(is your bracket looking as good as Mark Pancratz’ ?)
After a 48 hour stretch that’s seen Kansas, Syracuse, Gonzaga and B.C. all crash out of the field of 32, all I can say is, thank the lord (or Tom Osbounre) that gambling is illegal. Kind of.
Betting on college sports threatens the integrity of the games, in the view of Bill Saum, the NCAA’s director of agent, gambling and amateurism activities. At worst, it exposes college athletes to pressure from criminal elements conspiring to fix the outcome of games. At its most benign, it sends mixed signals about the propriety of gambling, whether on sports, slots, poker or pool.
Others see no foul in adults gambling on college sports and argue that banning it would simply drive the action underground, below the radar of the regulatory bodies that police Nevada’s gaming industry. Frank Fahrenkopf Jr., the gaming industry’s chief lobbyist, likens legal sports wagering to “a canary in a mineshaft” — sounding the first alarm that something pernicious is in the air.
“Miners in the old days always brought a canary in a cage with them down the shaft, because with the first elements of gas, the canary would die,” Fahrenkopf says. “The first warning signal of the last major-college points-shaving case, at Arizona State, was picked up by the legal sports books in Nevada, which noticed irregular wagering going on, reported it to the FBI and pulled the game” off the betting boards.
For now the college-gambling issue has lost traction in Congress. Sen. John McCain (R-Ariz.), a chief proponent of a ban, recently indicated he’ll set it aside — at least until the next point-shaving scandal.
Given the money swirling around college sports and the number of athletes who feel they should get a piece of the pie, that’s just a matter of time in the view of Robert Walker, who sets the lines for MGM’s five race and sports books, including the Mirage. But he thinks it would be foolish to shoot the messenger.
“The only thing that Las Vegas cares about, contrary to public belief, is the integrity of that game,” Walker says. “We want to make sure that no matter what side you bet, you have faith in that game.”

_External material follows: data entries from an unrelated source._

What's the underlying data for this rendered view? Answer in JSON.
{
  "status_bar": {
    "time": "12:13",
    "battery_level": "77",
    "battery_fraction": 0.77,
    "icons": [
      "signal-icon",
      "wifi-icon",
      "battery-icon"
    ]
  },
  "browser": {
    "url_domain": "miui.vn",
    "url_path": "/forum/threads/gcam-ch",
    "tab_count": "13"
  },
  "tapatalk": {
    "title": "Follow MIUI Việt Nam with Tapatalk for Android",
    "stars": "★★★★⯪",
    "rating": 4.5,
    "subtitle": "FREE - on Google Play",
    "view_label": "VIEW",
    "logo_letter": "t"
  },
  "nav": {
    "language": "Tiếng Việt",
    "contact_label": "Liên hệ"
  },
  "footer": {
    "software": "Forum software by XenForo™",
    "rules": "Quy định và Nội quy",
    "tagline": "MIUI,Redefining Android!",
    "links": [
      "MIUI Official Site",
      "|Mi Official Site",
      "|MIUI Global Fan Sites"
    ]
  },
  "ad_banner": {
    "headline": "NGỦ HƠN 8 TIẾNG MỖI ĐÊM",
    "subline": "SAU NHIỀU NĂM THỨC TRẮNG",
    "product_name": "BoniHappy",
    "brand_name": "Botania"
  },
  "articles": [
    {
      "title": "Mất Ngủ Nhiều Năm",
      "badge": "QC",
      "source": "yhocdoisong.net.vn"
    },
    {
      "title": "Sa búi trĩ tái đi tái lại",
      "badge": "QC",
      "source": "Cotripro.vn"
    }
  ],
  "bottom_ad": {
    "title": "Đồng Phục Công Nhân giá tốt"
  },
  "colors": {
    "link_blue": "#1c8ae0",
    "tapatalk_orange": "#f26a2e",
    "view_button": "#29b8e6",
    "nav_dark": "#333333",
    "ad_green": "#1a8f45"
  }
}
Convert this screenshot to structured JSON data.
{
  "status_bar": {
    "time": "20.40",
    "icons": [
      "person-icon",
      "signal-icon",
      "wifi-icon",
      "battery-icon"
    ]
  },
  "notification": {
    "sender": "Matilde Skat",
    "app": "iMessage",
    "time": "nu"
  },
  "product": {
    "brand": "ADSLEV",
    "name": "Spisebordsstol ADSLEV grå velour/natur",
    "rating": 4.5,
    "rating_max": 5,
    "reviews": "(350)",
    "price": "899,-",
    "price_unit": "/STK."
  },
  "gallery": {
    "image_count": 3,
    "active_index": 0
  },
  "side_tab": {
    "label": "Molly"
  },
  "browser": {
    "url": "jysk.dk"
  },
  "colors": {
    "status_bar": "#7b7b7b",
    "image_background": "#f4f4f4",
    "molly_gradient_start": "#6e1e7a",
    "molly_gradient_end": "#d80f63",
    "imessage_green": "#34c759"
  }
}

For the record, I too, see no foul in adults gambling on college sports. It’s the losing I can’t stand.